Component data from apps and pages
§
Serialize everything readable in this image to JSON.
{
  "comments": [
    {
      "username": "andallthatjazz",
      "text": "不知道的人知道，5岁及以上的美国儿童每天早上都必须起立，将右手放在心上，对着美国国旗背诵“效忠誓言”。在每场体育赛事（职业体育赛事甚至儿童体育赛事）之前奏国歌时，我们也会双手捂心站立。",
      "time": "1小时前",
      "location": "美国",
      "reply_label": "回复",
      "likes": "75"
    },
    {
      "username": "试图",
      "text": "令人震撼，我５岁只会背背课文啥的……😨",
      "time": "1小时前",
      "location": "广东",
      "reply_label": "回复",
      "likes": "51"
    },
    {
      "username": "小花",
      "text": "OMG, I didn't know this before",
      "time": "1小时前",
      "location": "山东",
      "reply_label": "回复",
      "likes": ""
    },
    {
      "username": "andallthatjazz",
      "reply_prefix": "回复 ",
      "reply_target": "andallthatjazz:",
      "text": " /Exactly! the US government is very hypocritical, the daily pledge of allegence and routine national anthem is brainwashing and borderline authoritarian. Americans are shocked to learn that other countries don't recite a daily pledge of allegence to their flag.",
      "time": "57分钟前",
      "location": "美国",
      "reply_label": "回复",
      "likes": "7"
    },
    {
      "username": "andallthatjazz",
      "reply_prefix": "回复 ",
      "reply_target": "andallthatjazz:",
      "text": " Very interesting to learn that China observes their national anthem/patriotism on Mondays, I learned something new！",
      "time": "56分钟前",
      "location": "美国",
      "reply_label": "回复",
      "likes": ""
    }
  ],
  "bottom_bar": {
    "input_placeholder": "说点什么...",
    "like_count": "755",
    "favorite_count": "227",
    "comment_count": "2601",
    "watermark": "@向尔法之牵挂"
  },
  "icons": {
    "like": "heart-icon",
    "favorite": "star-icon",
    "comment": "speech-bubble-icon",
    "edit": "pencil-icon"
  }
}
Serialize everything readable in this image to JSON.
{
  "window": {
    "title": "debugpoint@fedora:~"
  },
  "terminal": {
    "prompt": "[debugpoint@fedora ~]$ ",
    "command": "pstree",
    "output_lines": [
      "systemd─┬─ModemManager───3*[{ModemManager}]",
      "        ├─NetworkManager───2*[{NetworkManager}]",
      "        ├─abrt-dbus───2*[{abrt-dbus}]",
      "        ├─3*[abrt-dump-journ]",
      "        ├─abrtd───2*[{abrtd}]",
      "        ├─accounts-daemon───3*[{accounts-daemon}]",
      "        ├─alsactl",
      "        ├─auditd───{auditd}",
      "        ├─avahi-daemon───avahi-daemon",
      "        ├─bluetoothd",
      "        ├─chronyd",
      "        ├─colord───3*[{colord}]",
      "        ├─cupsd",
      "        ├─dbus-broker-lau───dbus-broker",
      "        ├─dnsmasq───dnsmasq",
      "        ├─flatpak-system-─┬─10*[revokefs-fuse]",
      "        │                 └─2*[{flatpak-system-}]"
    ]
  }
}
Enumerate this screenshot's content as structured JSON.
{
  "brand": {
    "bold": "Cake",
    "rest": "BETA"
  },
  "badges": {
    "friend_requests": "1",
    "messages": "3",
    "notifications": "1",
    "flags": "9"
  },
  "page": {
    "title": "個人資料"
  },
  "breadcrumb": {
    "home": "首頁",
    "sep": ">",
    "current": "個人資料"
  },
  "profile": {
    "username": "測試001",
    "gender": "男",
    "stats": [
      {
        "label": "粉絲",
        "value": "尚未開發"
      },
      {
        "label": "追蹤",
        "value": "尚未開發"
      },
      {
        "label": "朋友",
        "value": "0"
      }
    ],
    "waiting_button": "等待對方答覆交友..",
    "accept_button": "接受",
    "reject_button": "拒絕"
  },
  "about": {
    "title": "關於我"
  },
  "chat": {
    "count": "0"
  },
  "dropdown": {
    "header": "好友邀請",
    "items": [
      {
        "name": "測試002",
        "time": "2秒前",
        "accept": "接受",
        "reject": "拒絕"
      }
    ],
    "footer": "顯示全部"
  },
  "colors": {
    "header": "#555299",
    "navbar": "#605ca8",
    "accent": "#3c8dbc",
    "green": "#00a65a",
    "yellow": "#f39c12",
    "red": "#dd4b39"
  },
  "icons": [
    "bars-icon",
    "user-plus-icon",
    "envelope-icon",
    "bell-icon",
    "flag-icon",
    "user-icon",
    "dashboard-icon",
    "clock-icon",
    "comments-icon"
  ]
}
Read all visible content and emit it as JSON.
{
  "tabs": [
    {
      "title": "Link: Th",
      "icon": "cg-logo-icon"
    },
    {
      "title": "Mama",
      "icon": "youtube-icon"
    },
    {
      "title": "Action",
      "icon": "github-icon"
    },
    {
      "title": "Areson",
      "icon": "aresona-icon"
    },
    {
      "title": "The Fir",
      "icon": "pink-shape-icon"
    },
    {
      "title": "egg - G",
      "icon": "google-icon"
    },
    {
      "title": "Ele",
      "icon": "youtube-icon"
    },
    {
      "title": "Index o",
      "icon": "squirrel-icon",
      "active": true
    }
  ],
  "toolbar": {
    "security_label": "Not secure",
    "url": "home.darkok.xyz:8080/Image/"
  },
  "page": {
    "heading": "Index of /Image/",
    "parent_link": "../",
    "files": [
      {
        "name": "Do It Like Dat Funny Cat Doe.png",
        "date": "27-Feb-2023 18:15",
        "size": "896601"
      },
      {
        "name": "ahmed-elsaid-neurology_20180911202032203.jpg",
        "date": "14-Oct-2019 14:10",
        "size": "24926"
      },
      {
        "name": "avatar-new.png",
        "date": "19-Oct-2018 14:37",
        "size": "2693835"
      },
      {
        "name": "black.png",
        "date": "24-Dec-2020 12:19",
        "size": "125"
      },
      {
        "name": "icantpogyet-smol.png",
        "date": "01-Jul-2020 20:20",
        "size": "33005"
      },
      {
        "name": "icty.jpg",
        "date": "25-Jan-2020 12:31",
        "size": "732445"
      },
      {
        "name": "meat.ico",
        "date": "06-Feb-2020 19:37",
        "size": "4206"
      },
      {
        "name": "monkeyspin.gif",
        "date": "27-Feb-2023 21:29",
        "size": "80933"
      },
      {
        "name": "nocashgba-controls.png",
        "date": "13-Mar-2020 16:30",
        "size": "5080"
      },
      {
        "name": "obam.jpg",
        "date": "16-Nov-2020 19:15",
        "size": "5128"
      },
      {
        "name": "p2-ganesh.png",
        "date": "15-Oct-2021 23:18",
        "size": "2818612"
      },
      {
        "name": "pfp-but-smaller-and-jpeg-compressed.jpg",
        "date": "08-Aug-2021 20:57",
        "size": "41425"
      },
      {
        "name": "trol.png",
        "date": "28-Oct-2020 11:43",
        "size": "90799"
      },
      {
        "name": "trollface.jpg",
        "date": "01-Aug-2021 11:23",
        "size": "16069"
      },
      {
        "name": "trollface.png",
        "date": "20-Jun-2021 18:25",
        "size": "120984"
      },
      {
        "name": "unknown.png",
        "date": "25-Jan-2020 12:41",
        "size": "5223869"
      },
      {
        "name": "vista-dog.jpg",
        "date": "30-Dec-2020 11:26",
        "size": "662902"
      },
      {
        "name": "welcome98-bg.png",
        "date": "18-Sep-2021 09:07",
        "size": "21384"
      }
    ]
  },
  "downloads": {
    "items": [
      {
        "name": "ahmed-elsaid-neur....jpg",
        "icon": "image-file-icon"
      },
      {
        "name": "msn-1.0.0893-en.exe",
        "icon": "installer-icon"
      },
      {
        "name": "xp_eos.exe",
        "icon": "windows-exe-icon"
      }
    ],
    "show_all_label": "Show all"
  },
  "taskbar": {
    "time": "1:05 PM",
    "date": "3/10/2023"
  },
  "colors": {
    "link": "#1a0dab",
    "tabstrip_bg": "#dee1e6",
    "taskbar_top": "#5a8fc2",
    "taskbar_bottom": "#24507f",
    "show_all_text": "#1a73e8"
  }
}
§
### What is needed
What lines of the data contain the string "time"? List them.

### Result for this exercise
      "time": "1小时前",
      "time": "1小时前",
      "time": "1小时前",
      "time": "57分钟前",
      "time": "56分钟前",
        "time": "2秒前",
    "time": "1:05 PM",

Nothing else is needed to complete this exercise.